The best sci-fi films are full of imagination and create a world that feels cohesive and believable. Planet of the Apes succeeds in doing just that.
As Taylor’s situation becomes more desperate, he reverts to a savage animal instinct as he tries to overpower and escape his captors. It is during a failed attempt to escape the Ape City that he roars that famous line. He eventually forms an alliance with Zira but he never loses his edge and his utter disdain for his plight. He is smart mouthed and happily uses those around him. His romantic relationship with another human in captivity, Nova, seems to be the ultimate act of sexual objectification. Nova is beautiful but mute and with the intellect of a squirrel. A pregnancy was written out of the original script because even in 1968, they could see its kind of messed up for Taylor to do that.

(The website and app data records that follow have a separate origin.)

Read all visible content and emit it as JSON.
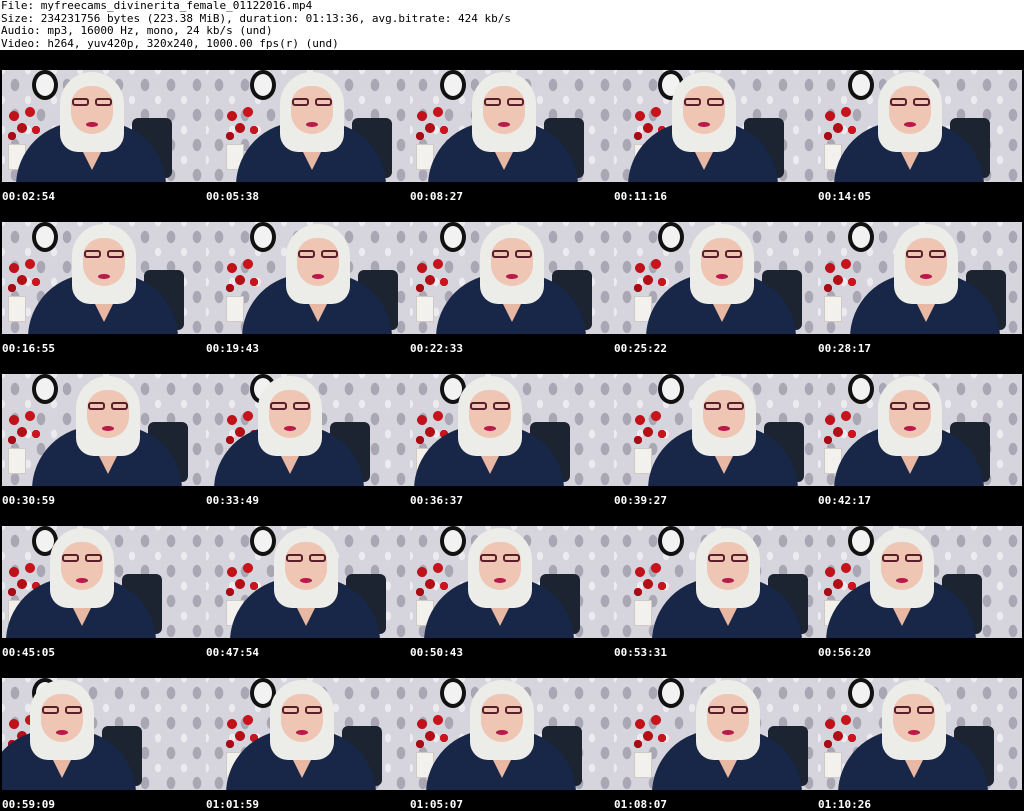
{
  "file_info": {
    "file": "File: myfreecams_divinerita_female_01122016.mp4",
    "size": "Size: 234231756 bytes (223.38 MiB), duration: 01:13:36, avg.bitrate: 424 kb/s",
    "audio": "Audio: mp3, 16000 Hz, mono, 24 kb/s (und)",
    "video": "Video: h264, yuv420p, 320x240, 1000.00 fps(r) (und)"
  },
  "timestamps": [
    "00:02:54",
    "00:05:38",
    "00:08:27",
    "00:11:16",
    "00:14:05",
    "00:16:55",
    "00:19:43",
    "00:22:33",
    "00:25:22",
    "00:28:17",
    "00:30:59",
    "00:33:49",
    "00:36:37",
    "00:39:27",
    "00:42:17",
    "00:45:05",
    "00:47:54",
    "00:50:43",
    "00:53:31",
    "00:56:20",
    "00:59:09",
    "01:01:59",
    "01:05:07",
    "01:08:07",
    "01:10:26"
  ]
}
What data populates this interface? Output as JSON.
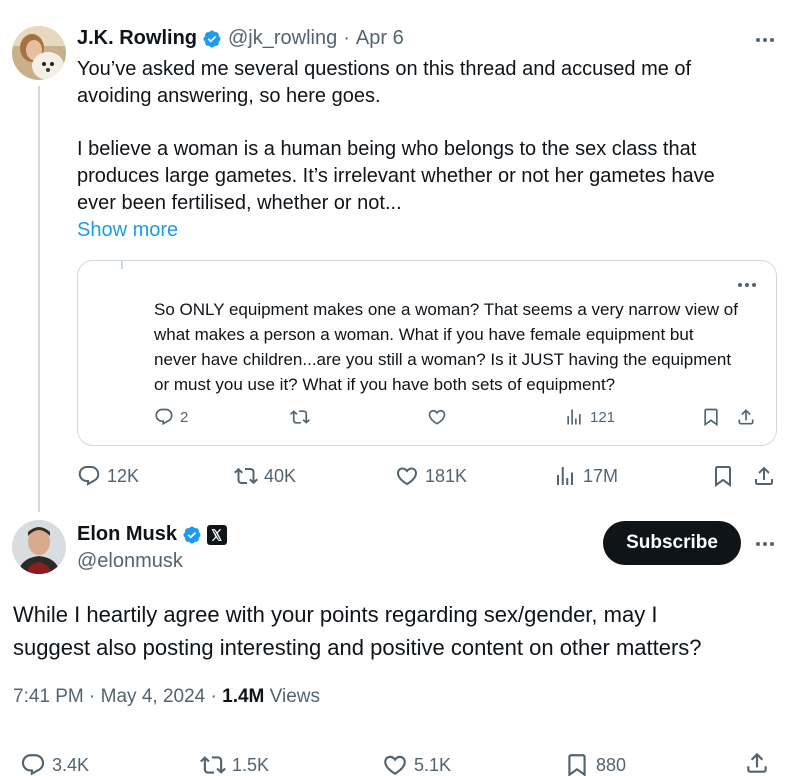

Planet of the Apes is a film filled with ideologies and political subtext. It is a film that rails against organized religion. It profoundly supports scientific questioning over religious doctrine and champions those who challenge the institution. It is about humanity and evolution. It asks us to rethink the relationships between humans and animals. And because its 1968, it even shunts in a Scrappy-Doo quality youngster at the end of the film who idolizes Charlton Heston and is the apparent embodiment of younger generations that will reshape society. As a parting piece of advice, Heston suggests “never trust anyone over 30”. Whatever you say, Charlton!
All of these ideas and progressive politics is what has me wondering what on Earth a dyed in the wool conservative like Charlton Heston is doing in Planet of the Apes. Did he just have a change of heart as he got older? Did he not understand the film he was making? I’ve tried researching it online and have come up empty. Regardless, I’m just happy he was cast as Taylor because his performance is note perfect.
Planet of the Apes was a critical and commercial success when it released all those years ago. It spawned many sequels, mostly terrible. It lead to a spin-off tv show. It’s been rebooted twice. Once unsuccessfully by Tim Burton and a second time with Rupert Wyatt which was shockingly great. But I’ll always come back to the original. Franklin Schaffner’s film is a well crafted blend of thrills, comedy and imagination. I’ve raved about Heston a lot in this review but I would be remiss not to mention the great performances from Kim Hunter and Roddy McDowall. You can watch Planet of the Apes today and it still holds up. If anything, my enjoyment is heightened as I wait in anticipation for the films famous lines and high points. That scene where Taylor rides along the shoreline, sees the Statue of Liberty and collapses to his knees in his despair still gets me every time.
Summary : A sci-fi classic that still holds its place in pop culture today and thanks to the successful recent reboot, it is still finding a new audience almost fifty years after its release.